• [Exercise requirements]:
In these records, how many lines contain "this"? Please reply with the number only.

*** Provided entries ***

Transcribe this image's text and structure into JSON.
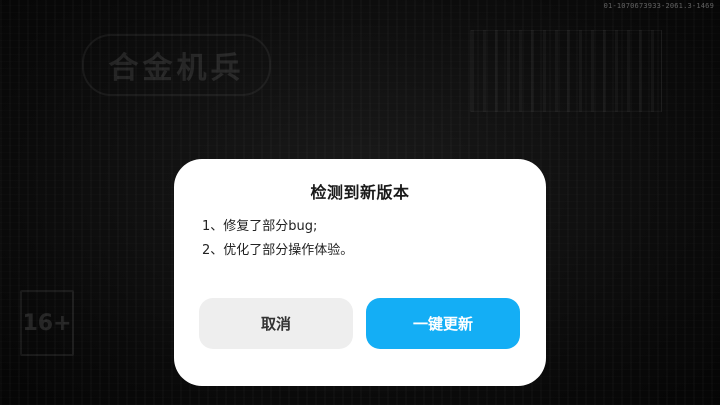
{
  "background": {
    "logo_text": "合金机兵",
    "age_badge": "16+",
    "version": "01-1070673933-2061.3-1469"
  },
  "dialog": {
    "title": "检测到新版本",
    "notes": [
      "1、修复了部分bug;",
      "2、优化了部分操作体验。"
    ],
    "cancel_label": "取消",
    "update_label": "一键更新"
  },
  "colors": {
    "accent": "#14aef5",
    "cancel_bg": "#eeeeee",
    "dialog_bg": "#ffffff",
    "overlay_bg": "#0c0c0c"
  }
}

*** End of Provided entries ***
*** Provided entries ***

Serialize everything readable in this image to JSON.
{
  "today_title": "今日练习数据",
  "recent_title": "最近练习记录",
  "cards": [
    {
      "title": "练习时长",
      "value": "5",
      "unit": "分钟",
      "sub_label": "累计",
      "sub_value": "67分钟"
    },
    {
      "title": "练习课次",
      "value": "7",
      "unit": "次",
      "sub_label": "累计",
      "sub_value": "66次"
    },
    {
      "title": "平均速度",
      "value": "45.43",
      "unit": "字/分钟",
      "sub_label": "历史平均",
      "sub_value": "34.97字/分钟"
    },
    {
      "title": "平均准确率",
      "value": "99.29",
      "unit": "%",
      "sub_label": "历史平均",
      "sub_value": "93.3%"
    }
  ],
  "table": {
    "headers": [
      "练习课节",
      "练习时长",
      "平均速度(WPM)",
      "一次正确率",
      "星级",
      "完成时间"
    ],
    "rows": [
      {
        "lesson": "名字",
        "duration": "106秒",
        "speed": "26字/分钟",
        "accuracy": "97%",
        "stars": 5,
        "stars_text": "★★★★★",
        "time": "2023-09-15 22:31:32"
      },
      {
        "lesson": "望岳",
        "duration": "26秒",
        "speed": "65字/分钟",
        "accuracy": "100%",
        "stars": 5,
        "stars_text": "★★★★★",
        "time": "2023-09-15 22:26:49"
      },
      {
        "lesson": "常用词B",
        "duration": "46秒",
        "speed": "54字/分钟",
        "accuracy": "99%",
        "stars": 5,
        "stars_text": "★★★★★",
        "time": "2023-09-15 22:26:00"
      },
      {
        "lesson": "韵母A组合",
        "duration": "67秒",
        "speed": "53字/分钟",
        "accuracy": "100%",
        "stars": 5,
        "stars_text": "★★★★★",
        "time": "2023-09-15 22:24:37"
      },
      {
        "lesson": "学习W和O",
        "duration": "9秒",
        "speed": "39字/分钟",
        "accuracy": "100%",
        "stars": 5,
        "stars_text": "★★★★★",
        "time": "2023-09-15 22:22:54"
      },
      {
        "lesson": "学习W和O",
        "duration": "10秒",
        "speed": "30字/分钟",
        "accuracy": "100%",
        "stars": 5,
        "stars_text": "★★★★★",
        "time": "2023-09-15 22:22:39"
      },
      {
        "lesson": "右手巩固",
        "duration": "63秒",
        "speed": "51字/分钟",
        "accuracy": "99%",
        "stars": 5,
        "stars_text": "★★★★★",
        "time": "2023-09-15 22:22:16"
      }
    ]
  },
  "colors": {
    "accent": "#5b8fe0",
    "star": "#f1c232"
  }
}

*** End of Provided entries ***
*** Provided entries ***

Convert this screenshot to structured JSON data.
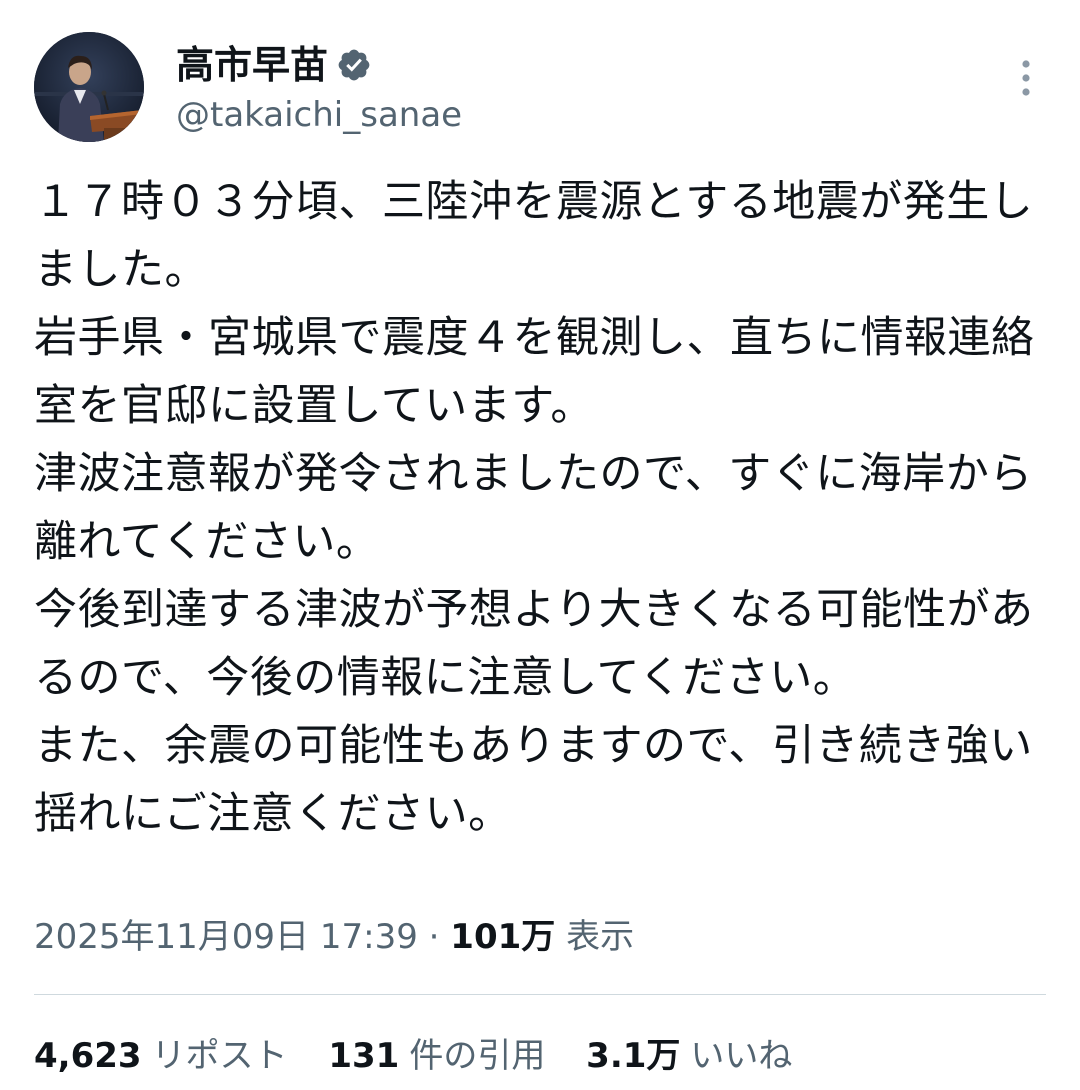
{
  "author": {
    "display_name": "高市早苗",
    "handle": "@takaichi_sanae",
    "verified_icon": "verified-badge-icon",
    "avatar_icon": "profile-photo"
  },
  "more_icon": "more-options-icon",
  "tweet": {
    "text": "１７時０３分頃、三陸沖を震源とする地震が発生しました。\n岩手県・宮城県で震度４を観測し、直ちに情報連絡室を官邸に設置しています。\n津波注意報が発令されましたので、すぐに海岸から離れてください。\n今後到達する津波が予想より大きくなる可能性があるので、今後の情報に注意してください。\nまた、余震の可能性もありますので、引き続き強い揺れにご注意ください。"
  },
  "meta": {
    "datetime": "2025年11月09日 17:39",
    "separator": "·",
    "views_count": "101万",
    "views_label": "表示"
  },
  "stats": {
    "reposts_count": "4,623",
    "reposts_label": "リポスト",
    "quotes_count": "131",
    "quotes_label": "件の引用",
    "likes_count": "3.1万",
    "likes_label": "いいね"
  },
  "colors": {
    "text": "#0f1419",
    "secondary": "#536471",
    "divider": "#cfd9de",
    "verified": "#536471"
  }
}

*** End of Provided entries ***

• [Answer section]:
3